Ketcherside closed his remarks by encouraging people to go to the museum saying, “They have a real fine exhibit out there. If you haven’t been there you need to stop by and see that,” he said.

Mayor Brown then introduced Artist/Sculptor/Designer Sutton Betti and Jessica Payne who worked with Betti as Co-designer. Payne spoke briefly and thanked everyone for coming. Both Betti and Payne were happy to answer questions later.

Mayor Brown continued, “You know, you cannot do these projects without really great workers. And we are very fortunate that we had Hutton and company on this project. They did a fantastic job. And they wanted so much to be able to help put this in,” the mayor said.

The mayor invited Luke Amend with Hutton to speak next.

“When the mayor and I were talking about the Community Building back in 2016 he started to tell me about his vision, the city’s vision, the vision to bring out the history here of the Globe Refiners,” said Amend.

“And you can’t do that in miniature. The tallest team in the world can’t be a miniature vision,” he said in reference to the team’s nickname, ‘The Tallest Team in the World,’ which garnered a positive response.

“This has inspired youth already,” he said. “We’ve seen kids come by and want to know ‘What’s that about?’”

Amend closed his remarks saying, “Hutton’s purpose is to build life into our employee’s dreams and our client’s vision and our community’s future. And we are able to touch all three of those with this one. And we don’t get to do that on every project which is why this one is so special for us. Thank you for letting us be a part of it.”

CHS Refinery was instrumental during installation of the monument and provided the crane and crew needed to lift the heavy pieces into place.

The bricks around the monument were installed by Heartstone, Inc. of Wichita and compliment the theme.

“Luke Amend with Hutton contacted me,” said Heartstone President Chad Jantz. “The concept was to put down something that looked like 1930’s wood plank basketball court.”

Prior to the unveiling the mayor highlighted the three benches near the edge of the building, each with a special insignia.

“One of them has a replica of the Berg ball,” he said. “The Berg ball was what the game was played with in 1936.”

“The other symbol on one of the benches is the Globe Refiners Insignia.

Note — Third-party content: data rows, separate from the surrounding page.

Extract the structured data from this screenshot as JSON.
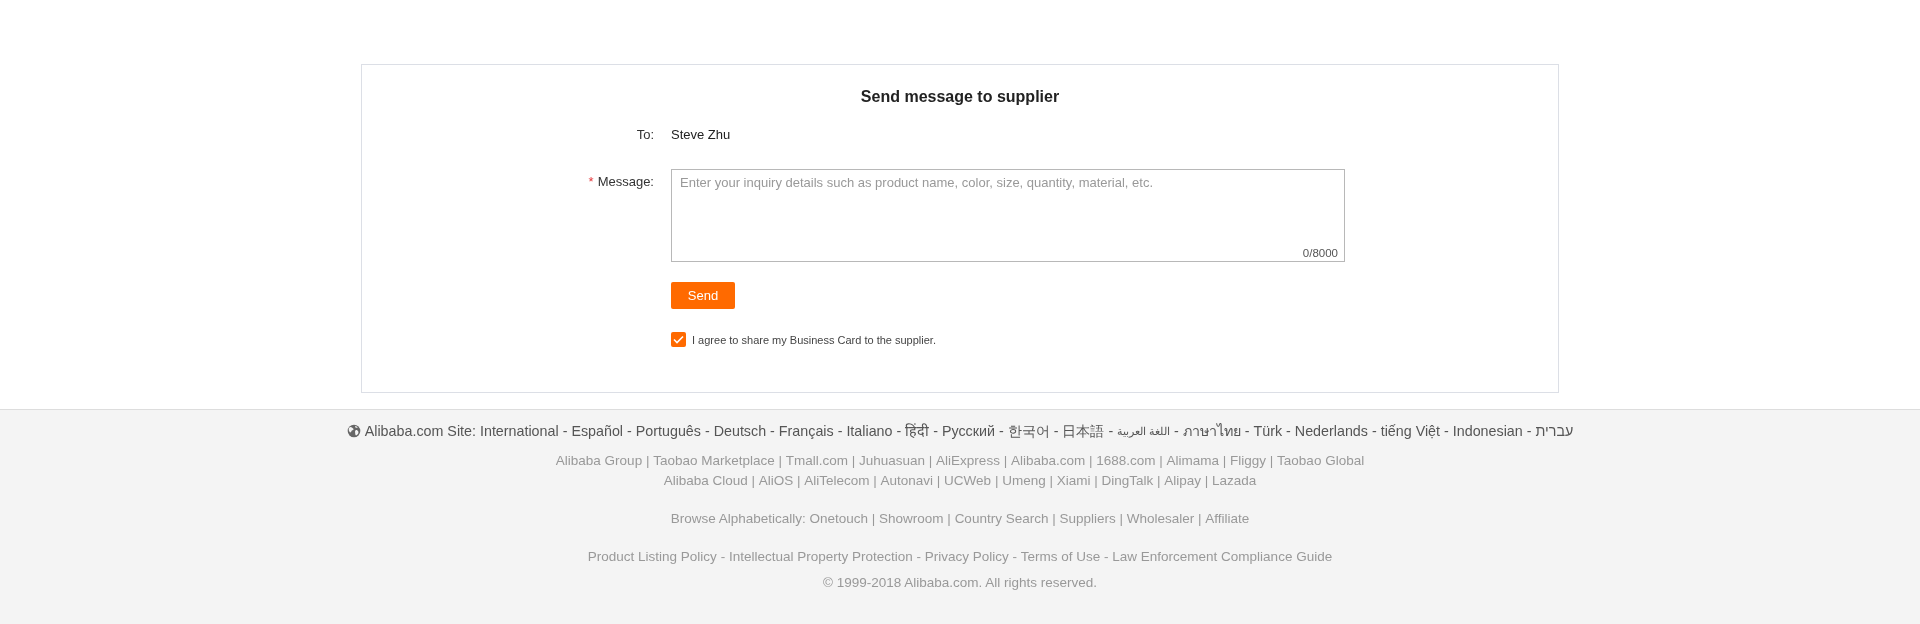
{
  "form": {
    "title": "Send message to supplier",
    "to": {
      "label": "To:",
      "value": "Steve Zhu"
    },
    "message": {
      "label": "Message:",
      "required": true,
      "required_mark": "*",
      "placeholder": "Enter your inquiry details such as product name, color, size, quantity, material, etc.",
      "counter": "0/8000"
    },
    "send_button": "Send",
    "agreement": {
      "checked": true,
      "label": "I agree to share my Business Card to the supplier."
    }
  },
  "footer": {
    "language_bar": {
      "label": "Alibaba.com Site:",
      "separator": "-",
      "languages": [
        "International",
        "Español",
        "Português",
        "Deutsch",
        "Français",
        "Italiano",
        "हिंदी",
        "Русский",
        "한국어",
        "日本語",
        "اللغة العربية",
        "ภาษาไทย",
        "Türk",
        "Nederlands",
        "tiếng Việt",
        "Indonesian",
        "עברית"
      ]
    },
    "group_links": {
      "separator": "|",
      "lines": [
        {
          "links": [
            "Alibaba Group",
            "Taobao Marketplace",
            "Tmall.com",
            "Juhuasuan",
            "AliExpress",
            "Alibaba.com",
            "1688.com",
            "Alimama",
            "Fliggy",
            "Taobao Global"
          ]
        },
        {
          "links": [
            "Alibaba Cloud",
            "AliOS",
            "AliTelecom",
            "Autonavi",
            "UCWeb",
            "Umeng",
            "Xiami",
            "DingTalk",
            "Alipay",
            "Lazada"
          ]
        }
      ]
    },
    "browse": {
      "label": "Browse Alphabetically:",
      "separator": "|",
      "links": [
        "Onetouch",
        "Showroom",
        "Country Search",
        "Suppliers",
        "Wholesaler",
        "Affiliate"
      ]
    },
    "policies": {
      "separator": "-",
      "links": [
        "Product Listing Policy",
        "Intellectual Property Protection",
        "Privacy Policy",
        "Terms of Use",
        "Law Enforcement Compliance Guide"
      ]
    },
    "copyright": "© 1999-2018 Alibaba.com. All rights reserved."
  }
}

“And the last, and maybe the most special, is a replica of the Gold Medal in one of the benches,” the mayor said.

With that, the mayor invited all in attendance to be sure and look at the benches as well as the history.

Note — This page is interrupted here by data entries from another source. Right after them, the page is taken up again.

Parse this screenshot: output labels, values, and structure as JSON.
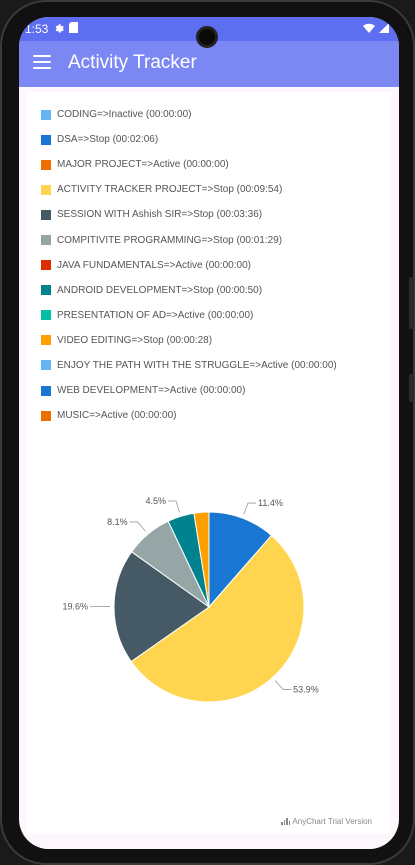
{
  "status": {
    "time": "1:53"
  },
  "app": {
    "title": "Activity Tracker"
  },
  "legend": [
    {
      "label": "CODING=>Inactive (00:00:00)",
      "color": "#64b5f6"
    },
    {
      "label": "DSA=>Stop (00:02:06)",
      "color": "#1976d2"
    },
    {
      "label": "MAJOR PROJECT=>Active (00:00:00)",
      "color": "#ef6c00"
    },
    {
      "label": "ACTIVITY TRACKER PROJECT=>Stop (00:09:54)",
      "color": "#ffd54f"
    },
    {
      "label": "SESSION WITH Ashish SIR=>Stop (00:03:36)",
      "color": "#455a64"
    },
    {
      "label": "COMPITIVITE PROGRAMMING=>Stop (00:01:29)",
      "color": "#96a6a6"
    },
    {
      "label": "JAVA FUNDAMENTALS=>Active (00:00:00)",
      "color": "#dd2c00"
    },
    {
      "label": "ANDROID DEVELOPMENT=>Stop (00:00:50)",
      "color": "#00838f"
    },
    {
      "label": "PRESENTATION OF AD=>Active (00:00:00)",
      "color": "#00bfa5"
    },
    {
      "label": "VIDEO EDITING=>Stop (00:00:28)",
      "color": "#ffa000"
    },
    {
      "label": "ENJOY THE PATH WITH THE STRUGGLE=>Active (00:00:00)",
      "color": "#64b5f6"
    },
    {
      "label": "WEB DEVELOPMENT=>Active (00:00:00)",
      "color": "#1976d2"
    },
    {
      "label": "MUSIC=>Active (00:00:00)",
      "color": "#ef6c00"
    }
  ],
  "chart_data": {
    "type": "pie",
    "title": "",
    "slices": [
      {
        "name": "DSA",
        "value": 126,
        "label": "11.4%",
        "color": "#1976d2"
      },
      {
        "name": "ACTIVITY TRACKER PROJECT",
        "value": 594,
        "label": "53.9%",
        "color": "#ffd54f"
      },
      {
        "name": "SESSION WITH Ashish SIR",
        "value": 216,
        "label": "19.6%",
        "color": "#455a64"
      },
      {
        "name": "COMPITIVITE PROGRAMMING",
        "value": 89,
        "label": "8.1%",
        "color": "#96a6a6"
      },
      {
        "name": "ANDROID DEVELOPMENT",
        "value": 50,
        "label": "4.5%",
        "color": "#00838f"
      },
      {
        "name": "VIDEO EDITING",
        "value": 28,
        "label": "",
        "color": "#ffa000"
      }
    ]
  },
  "watermark": {
    "text": "AnyChart Trial Version"
  }
}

“Take a look at the history on the back,” he said.

Then the countdown began…7, 6, 5, 4, 3, 2, 1.

The rope was cut and veil removed displaying the sculpture for all to see with cheers and applause from the audience.

The sculpture (relief is the artistic name for it) is a large, curved piece of bronze. Coach Johnson stands on the left with nine Globe Refiners players to the right. It is life-sized, amazingly lifelike and stunning to look at.

The capstone weighs eight-thousand pounds. Another eight-thousand pounds of granite surrounds the monument and helps tell the story with text and images laser-etched into polished, three-inch thick granite panels.

Sutton Betti has installed sculptures around the country honoring members of the military, historical figures and athletes.

It took Artist/Sculptor/Designer Sutton Betti over a year to complete this project.

“I am honored to be a part of this project,” Betti said. “The history needs to be told. I hope this sculpture will help tell their story to a larger audience.”

Later, Mayor Brown said, “The momentum that we need is the momentum to get this team in the National Hall of Fame. There’s not too many places in the country where you have the whole team life-size,” he said.

The result of the Julia J. Mingenback Foundation’s vision and generosity along with all the hard work of many including Sutton Betti, Hutton and the CHS Refinery is a beautiful gift to McPherson.

“Oil and Gold: the McPherson Globe Refiners Basketball Story”, an 18-minute video produced by Anne Heidel and the McPherson Convention & Visitors Bureau is a video Mayor Brown described as “tremendous.” It’s on YouTube at

A video recording of the ceremony was made by the city of McPherson and may be viewed at the city’s Facebook page.

Oliver Fortenberry from Amarillo, Texas travelled to the unveiling and brought his Dad's Olympic Gold Medal